WHAT TO WORK ON: Could you restate every entry word for word, leaving the pictures out?

Page and application data records
━━━━

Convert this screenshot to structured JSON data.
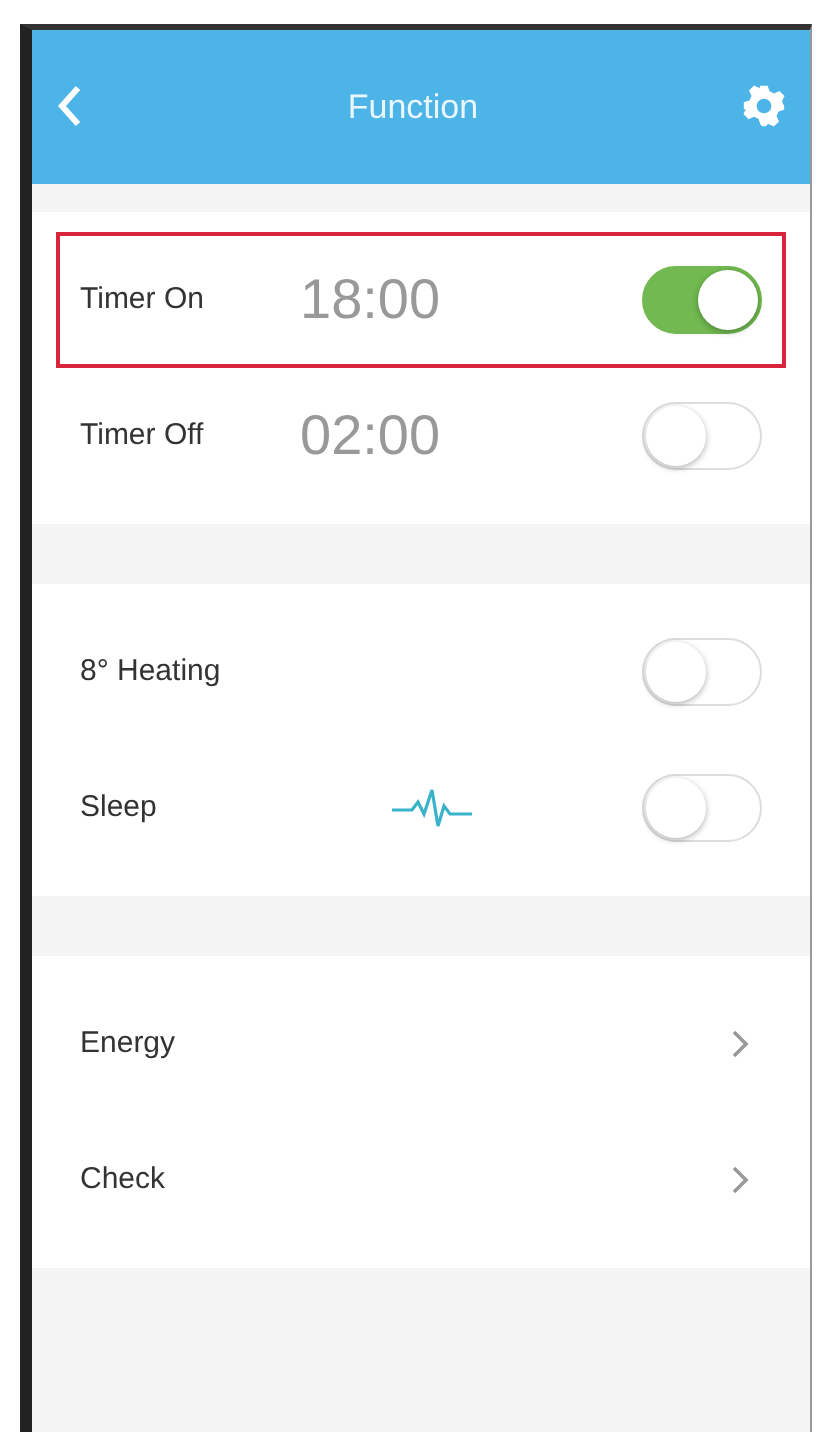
{
  "header": {
    "title": "Function"
  },
  "sections": [
    {
      "items": [
        {
          "kind": "timer",
          "label": "Timer On",
          "time": "18:00",
          "on": true,
          "highlighted": true
        },
        {
          "kind": "timer",
          "label": "Timer Off",
          "time": "02:00",
          "on": false,
          "highlighted": false
        }
      ]
    },
    {
      "items": [
        {
          "kind": "switch",
          "label": "8° Heating",
          "on": false,
          "highlighted": false
        },
        {
          "kind": "sleep",
          "label": "Sleep",
          "on": false,
          "highlighted": false
        }
      ]
    },
    {
      "items": [
        {
          "kind": "link",
          "label": "Energy",
          "highlighted": false
        },
        {
          "kind": "link",
          "label": "Check",
          "highlighted": false
        }
      ]
    }
  ]
}
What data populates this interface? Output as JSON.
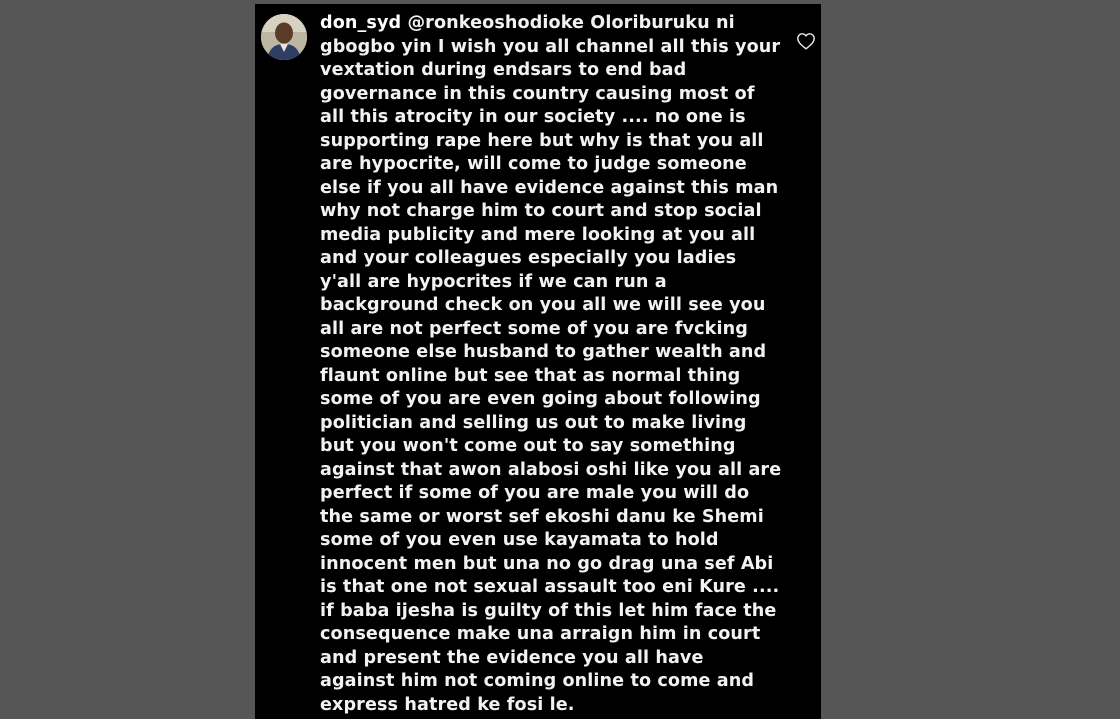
{
  "comment": {
    "username": "don_syd",
    "mention": "@ronkeoshodioke",
    "first_line_rest": " Oloriburuku ni",
    "lines": [
      "gbogbo yin I wish you all channel all this your",
      "vextation during endsars to end bad",
      "governance in this country causing most of",
      "all this atrocity in our society .... no one is",
      "supporting rape here but why is that you all",
      "are hypocrite, will come to judge someone",
      "else if you all have evidence against this man",
      "why not charge him to court and stop social",
      "media publicity and mere looking at you all",
      "and your colleagues especially you ladies",
      "y'all are hypocrites if we can run a",
      "background check on you all we will see you",
      "all are not perfect some of you are fvcking",
      "someone else husband to gather wealth and",
      "flaunt online but see that as normal thing",
      "some of you are even going about following",
      "politician and selling us out to make living",
      "but you won't come out to say something",
      "against that awon alabosi oshi like you all are",
      "perfect if some of you are male you will do",
      "the same or worst sef ekoshi danu ke Shemi",
      "some of you even use kayamata to hold",
      "innocent men but una no go drag una sef Abi",
      "is that one not sexual assault too eni Kure ....",
      "if baba ijesha is guilty of this let him face the",
      "consequence make una arraign him in court",
      "and present the evidence you all have",
      "against him not coming online to come and",
      "express hatred ke fosi le."
    ]
  },
  "icons": {
    "avatar": "profile-photo",
    "like": "heart-outline-icon"
  },
  "colors": {
    "background": "#565656",
    "panel": "#000000",
    "text": "#f2f2f2"
  }
}
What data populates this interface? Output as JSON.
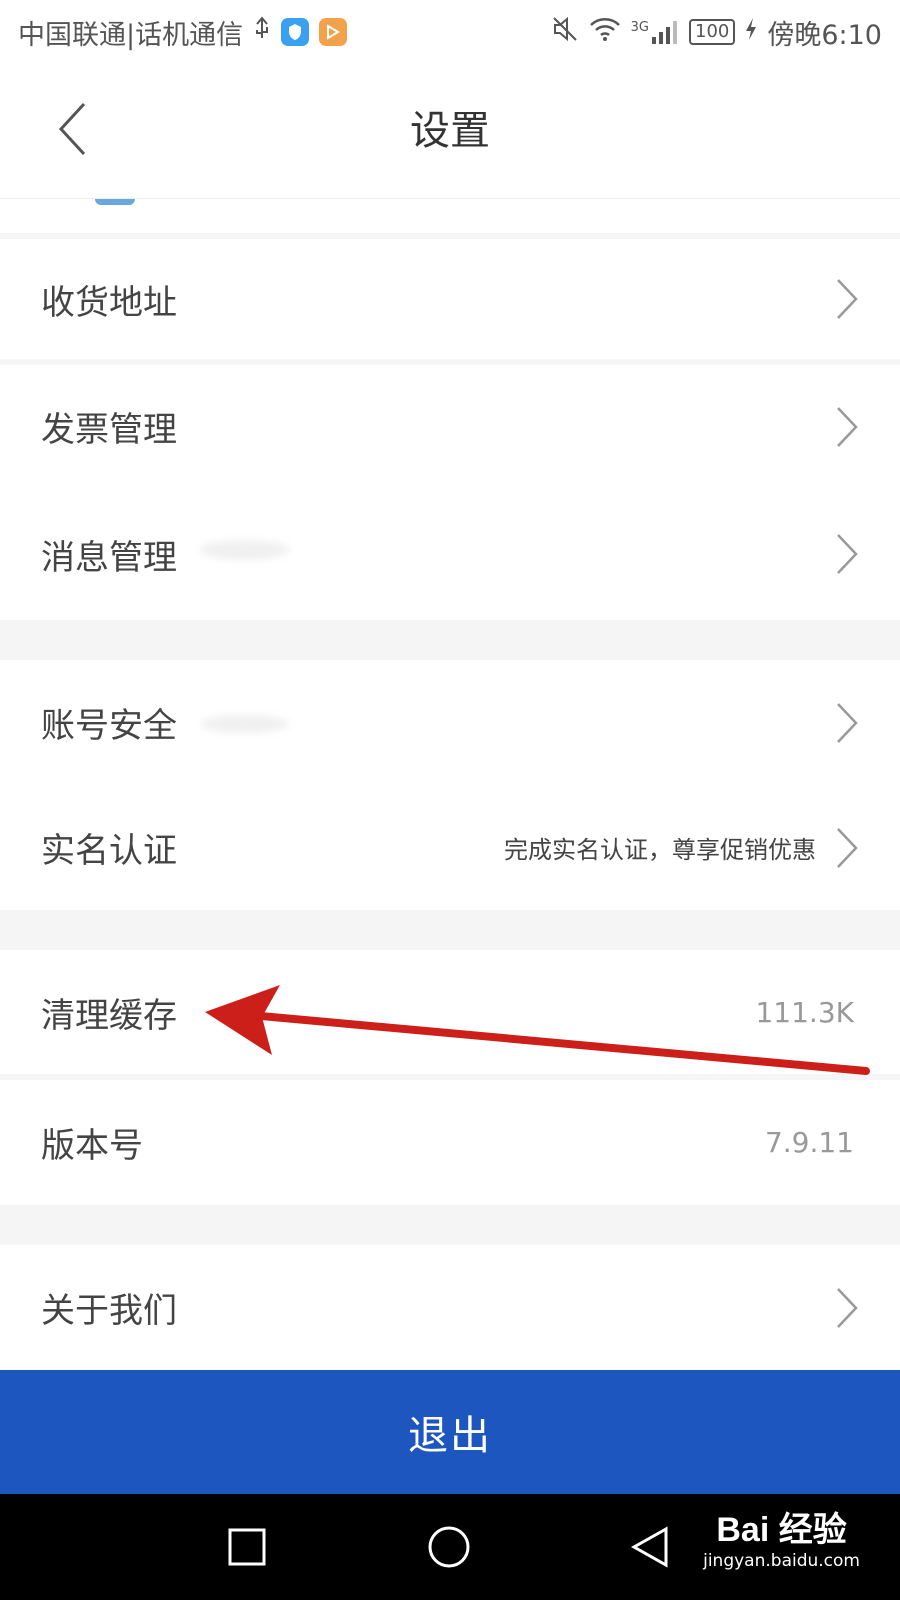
{
  "status_bar": {
    "carrier": "中国联通|话机通信",
    "network": "3G",
    "battery": "100",
    "time": "傍晚6:10"
  },
  "header": {
    "title": "设置"
  },
  "settings": {
    "shipping_address": "收货地址",
    "invoice_management": "发票管理",
    "message_management": "消息管理",
    "account_security": "账号安全",
    "real_name": "实名认证",
    "real_name_desc": "完成实名认证，尊享促销优惠",
    "clear_cache": "清理缓存",
    "cache_size": "111.3K",
    "version": "版本号",
    "version_value": "7.9.11",
    "about_us": "关于我们"
  },
  "logout_label": "退出",
  "watermark": {
    "logo": "Bai 经验",
    "url": "jingyan.baidu.com"
  },
  "colors": {
    "primary": "#1d56bf",
    "annotation_arrow": "#cc1f1a",
    "divider": "#f5f5f5"
  }
}
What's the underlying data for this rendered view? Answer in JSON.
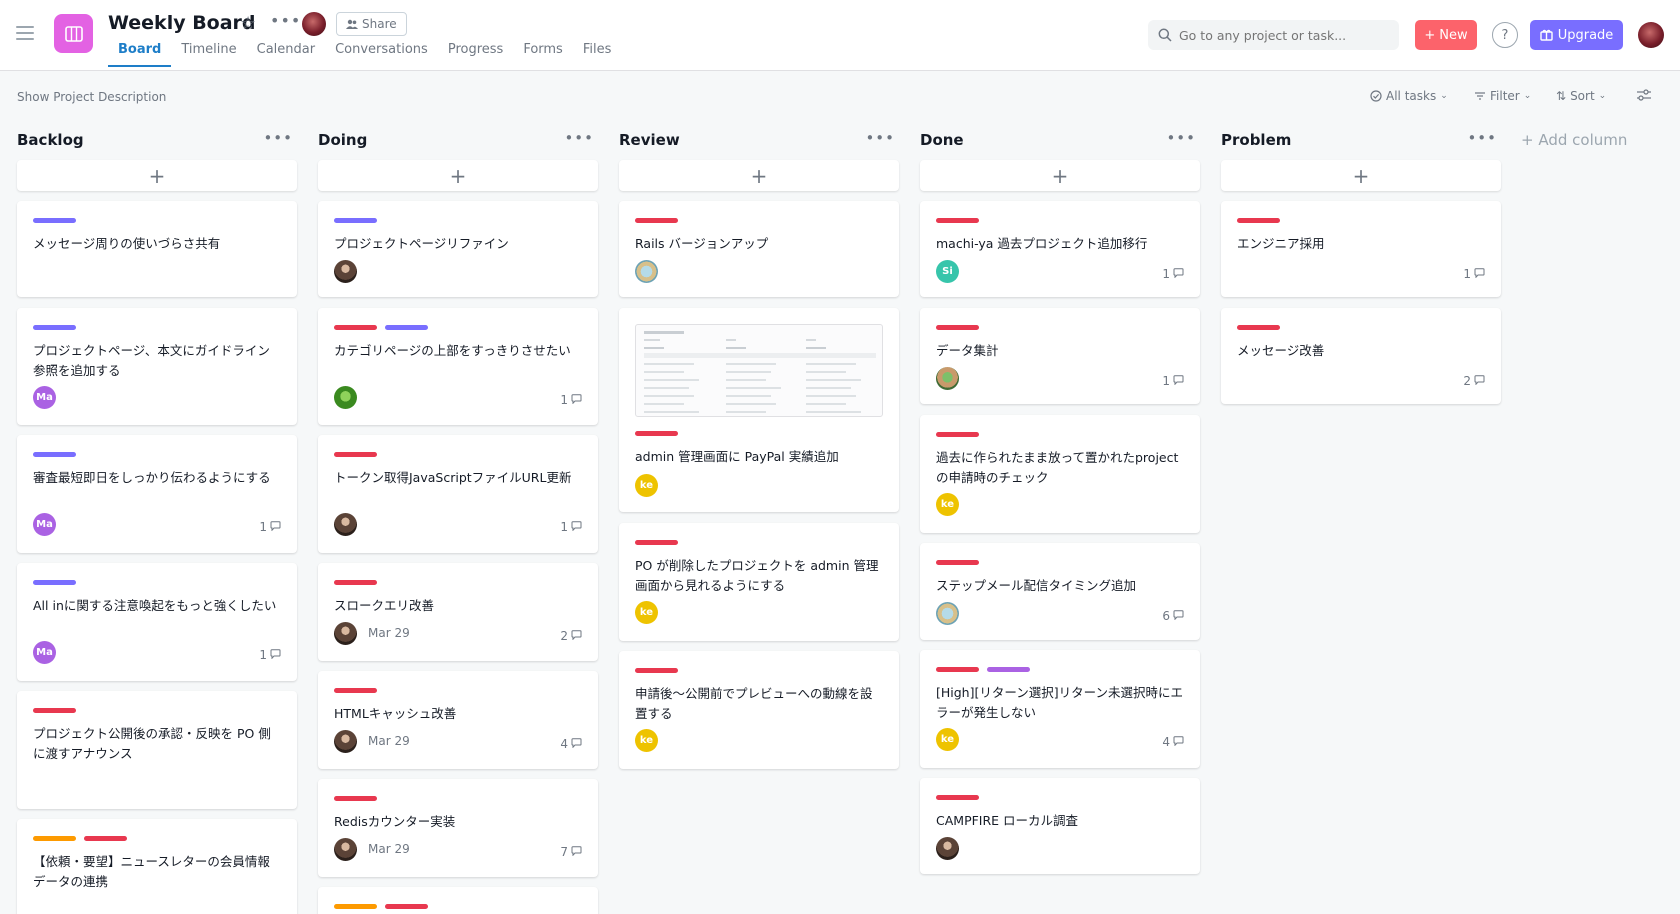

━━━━

EXERCISE OUTPUT:
Convert this screenshot to structured JSON data.
{
  "header": {
    "title": "Function"
  },
  "sections": [
    {
      "items": [
        {
          "kind": "timer",
          "label": "Timer On",
          "time": "18:00",
          "on": true,
          "highlighted": true
        },
        {
          "kind": "timer",
          "label": "Timer Off",
          "time": "02:00",
          "on": false,
          "highlighted": false
        }
      ]
    },
    {
      "items": [
        {
          "kind": "switch",
          "label": "8° Heating",
          "on": false,
          "highlighted": false
        },
        {
          "kind": "sleep",
          "label": "Sleep",
          "on": false,
          "highlighted": false
        }
      ]
    },
    {
      "items": [
        {
          "kind": "link",
          "label": "Energy",
          "highlighted": false
        },
        {
          "kind": "link",
          "label": "Check",
          "highlighted": false
        }
      ]
    }
  ]
}
What data populates this interface? Output as JSON.
{
  "comment": {
    "username": "don_syd",
    "mention": "@ronkeoshodioke",
    "first_line_rest": " Oloriburuku ni",
    "lines": [
      "gbogbo yin I wish you all channel all this your",
      "vextation during endsars to end bad",
      "governance in this country causing most of",
      "all this atrocity in our society .... no one is",
      "supporting rape here but why is that you all",
      "are hypocrite, will come to judge someone",
      "else if you all have evidence against this man",
      "why not charge him to court and stop social",
      "media publicity and mere looking at you all",
      "and your colleagues especially you ladies",
      "y'all are hypocrites if we can run a",
      "background check on you all we will see you",
      "all are not perfect some of you are fvcking",
      "someone else husband to gather wealth and",
      "flaunt online but see that as normal thing",
      "some of you are even going about following",
      "politician and selling us out to make living",
      "but you won't come out to say something",
      "against that awon alabosi oshi like you all are",
      "perfect if some of you are male you will do",
      "the same or worst sef ekoshi danu ke Shemi",
      "some of you even use kayamata to hold",
      "innocent men but una no go drag una sef Abi",
      "is that one not sexual assault too eni Kure ....",
      "if baba ijesha is guilty of this let him face the",
      "consequence make una arraign him in court",
      "and present the evidence you all have",
      "against him not coming online to come and",
      "express hatred ke fosi le."
    ]
  },
  "icons": {
    "avatar": "profile-photo",
    "like": "heart-outline-icon"
  },
  "colors": {
    "background": "#565656",
    "panel": "#000000",
    "text": "#f2f2f2"
  }
}
What data populates this interface? Output as JSON.
{
  "status_bar": {
    "carrier": "中国联通|话机通信",
    "network": "3G",
    "battery": "100",
    "time": "傍晚6:10"
  },
  "header": {
    "title": "设置"
  },
  "settings": {
    "shipping_address": "收货地址",
    "invoice_management": "发票管理",
    "message_management": "消息管理",
    "account_security": "账号安全",
    "real_name": "实名认证",
    "real_name_desc": "完成实名认证，尊享促销优惠",
    "clear_cache": "清理缓存",
    "cache_size": "111.3K",
    "version": "版本号",
    "version_value": "7.9.11",
    "about_us": "关于我们"
  },
  "logout_label": "退出",
  "watermark": {
    "logo": "Bai 经验",
    "url": "jingyan.baidu.com"
  },
  "colors": {
    "primary": "#1d56bf",
    "annotation_arrow": "#cc1f1a",
    "divider": "#f5f5f5"
  }
}
What's the underlying data for this rendered view? Answer in JSON.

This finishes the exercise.